▶ _WORK ITEM_
Return all the lines below in which the string "data" appears.

▶ _RECORDS SUPPLIED_
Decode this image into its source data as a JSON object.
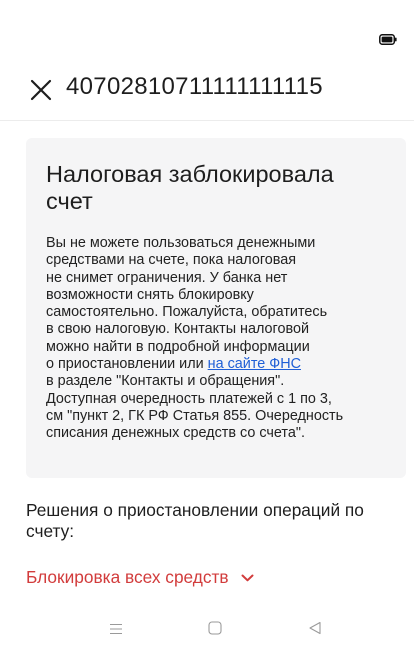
{
  "header": {
    "account_number": "40702810711111111115"
  },
  "notice": {
    "title_line1": "Налоговая заблокировала",
    "title_line2": "счет",
    "body_lines": [
      "Вы не можете пользоваться денежными",
      "средствами на счете, пока налоговая",
      "не снимет ограничения. У банка нет",
      "возможности снять блокировку",
      "самостоятельно. Пожалуйста, обратитесь",
      "в свою налоговую. Контакты налоговой",
      "можно найти в подробной информации"
    ],
    "link_prefix": "о приостановлении или ",
    "link_text": "на сайте ФНС",
    "body_lines_after": [
      "в разделе \"Контакты и обращения\".",
      "Доступная очередность платежей с 1 по 3,",
      "см \"пункт 2, ГК РФ Статья 855. Очередность",
      "списания денежных средств со счета\"."
    ]
  },
  "decisions": {
    "heading_line1": "Решения о приостановлении операций по",
    "heading_line2": "счету:",
    "dropdown_label": "Блокировка всех средств"
  },
  "icons": {
    "close": "close-icon",
    "battery": "battery-icon",
    "chevron": "chevron-down-icon",
    "nav_menu": "menu-icon",
    "nav_home": "home-icon",
    "nav_back": "back-icon"
  },
  "colors": {
    "link": "#1f5fd6",
    "dropdown": "#d23c3c",
    "card_background": "#f5f5f6"
  }
}
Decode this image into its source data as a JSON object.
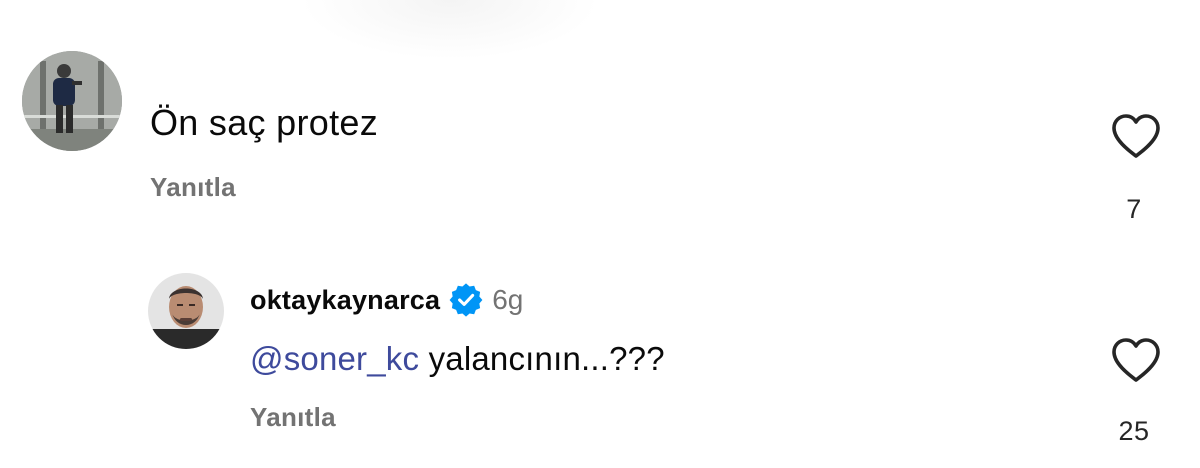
{
  "comments": [
    {
      "text": "Ön saç protez",
      "reply_label": "Yanıtla",
      "like_count": "7",
      "like_icon": "heart-outline-icon"
    },
    {
      "username": "oktaykaynarca",
      "verified": true,
      "time": "6g",
      "mention": "@soner_kc",
      "text": " yalancının...???",
      "reply_label": "Yanıtla",
      "like_count": "25",
      "like_icon": "heart-outline-icon"
    }
  ],
  "colors": {
    "mention": "#3e4a9c",
    "verified": "#0095f6",
    "secondary_text": "#737373"
  }
}
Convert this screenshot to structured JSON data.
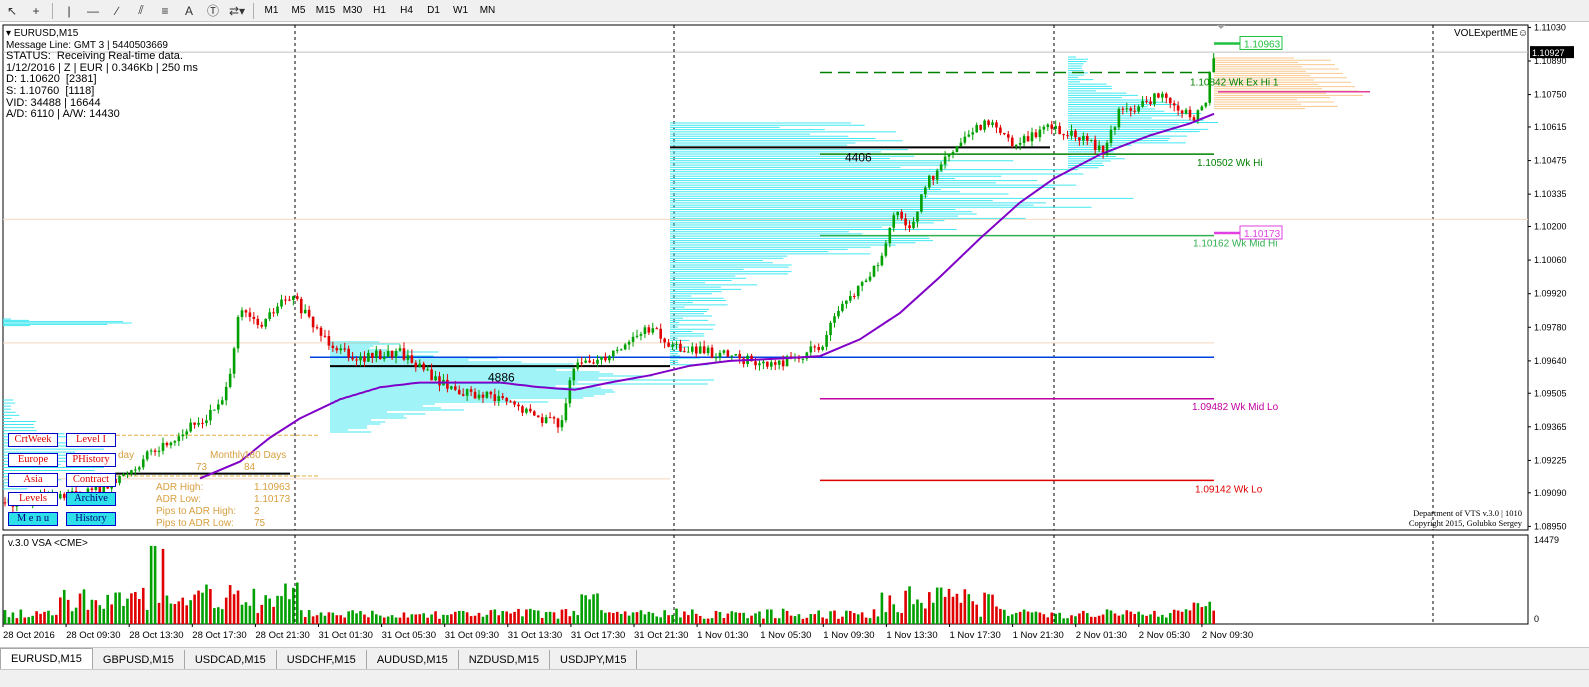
{
  "toolbar": {
    "timeframes": [
      "M1",
      "M5",
      "M15",
      "M30",
      "H1",
      "H4",
      "D1",
      "W1",
      "MN"
    ]
  },
  "info": {
    "symbol": "EURUSD,M15",
    "message_line": "Message Line: GMT 3 | 5440503669",
    "status": "STATUS:  Receiving Real-time data.",
    "line1": "1/12/2016 | Z | EUR | 0.346Kb | 250 ms",
    "line2": "D: 1.10620  [2381]",
    "line3": "S: 1.10760  [1118]",
    "line4": "VID: 34488 | 16644",
    "line5": "A/D: 6110 | A/W: 14430"
  },
  "indicator_name": "VOLExpertME",
  "copyright": {
    "line1": "Department of VTS  v.3.0 | 1010",
    "line2": "Copyright 2015, Golubko Sergey"
  },
  "vsa": {
    "label": "v.3.0 VSA <CME>",
    "max": "14479",
    "zero": "0"
  },
  "price_axis": [
    "1.11030",
    "1.10890",
    "1.10750",
    "1.10615",
    "1.10475",
    "1.10335",
    "1.10200",
    "1.10060",
    "1.09920",
    "1.09780",
    "1.09640",
    "1.09505",
    "1.09365",
    "1.09225",
    "1.09090",
    "1.08950"
  ],
  "current_price": "1.10927",
  "time_axis": [
    "28 Oct 2016",
    "28 Oct 09:30",
    "28 Oct 13:30",
    "28 Oct 17:30",
    "28 Oct 21:30",
    "31 Oct 01:30",
    "31 Oct 05:30",
    "31 Oct 09:30",
    "31 Oct 13:30",
    "31 Oct 17:30",
    "31 Oct 21:30",
    "1 Nov 01:30",
    "1 Nov 05:30",
    "1 Nov 09:30",
    "1 Nov 13:30",
    "1 Nov 17:30",
    "1 Nov 21:30",
    "2 Nov 01:30",
    "2 Nov 05:30",
    "2 Nov 09:30"
  ],
  "levels": {
    "wk_ex_hi": "1.10842  Wk Ex Hi 1",
    "wk_hi": "1.10502  Wk Hi",
    "wk_mid_hi": "1.10162  Wk Mid Hi",
    "wk_mid_lo": "1.09482  Wk Mid Lo",
    "wk_lo": "1.09142  Wk Lo",
    "tag_high": "1.10963",
    "tag_mid": "1.10173",
    "poc1": "4886",
    "poc2": "4406"
  },
  "panel": {
    "btn_crtweek": "CrtWeek",
    "btn_level": "Level I",
    "btn_europe": "Europe",
    "btn_phistory": "PHistory",
    "btn_asia": "Asia",
    "btn_contract": "Contract",
    "btn_levels": "Levels",
    "btn_archive": "Archive",
    "btn_menu": "M e n u",
    "btn_history": "History",
    "stat_day": "day",
    "stat_monthly": "Monthly",
    "stat_180": "180 Days",
    "stat_n1": "73",
    "stat_n2": "84",
    "stat_adrhigh_label": "ADR High:",
    "stat_adrhigh": "1.10963",
    "stat_adrlow_label": "ADR Low:",
    "stat_adrlow": "1.10173",
    "stat_pips_hi_label": "Pips to ADR High:",
    "stat_pips_hi": "2",
    "stat_pips_lo_label": "Pips to ADR Low:",
    "stat_pips_lo": "75"
  },
  "tabs": [
    "EURUSD,M15",
    "GBPUSD,M15",
    "USDCAD,M15",
    "USDCHF,M15",
    "AUDUSD,M15",
    "NZDUSD,M15",
    "USDJPY,M15"
  ],
  "colors": {
    "bull": "#00a000",
    "bear": "#e00000",
    "profile": "#40e8f0",
    "ma": "#8000c8",
    "wk_hi": "#008000",
    "wk_mid": "#c000a0",
    "wk_lo": "#e00000",
    "poc_line": "#0040e0"
  }
}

▶ _RESULT OF THIS TASK_
Decode this image into its source data as a JSON object.
Decode this image into its source data as a JSON object.
Convert this screenshot to structured JSON data.
    "status": "STATUS:  Receiving Real-time data.",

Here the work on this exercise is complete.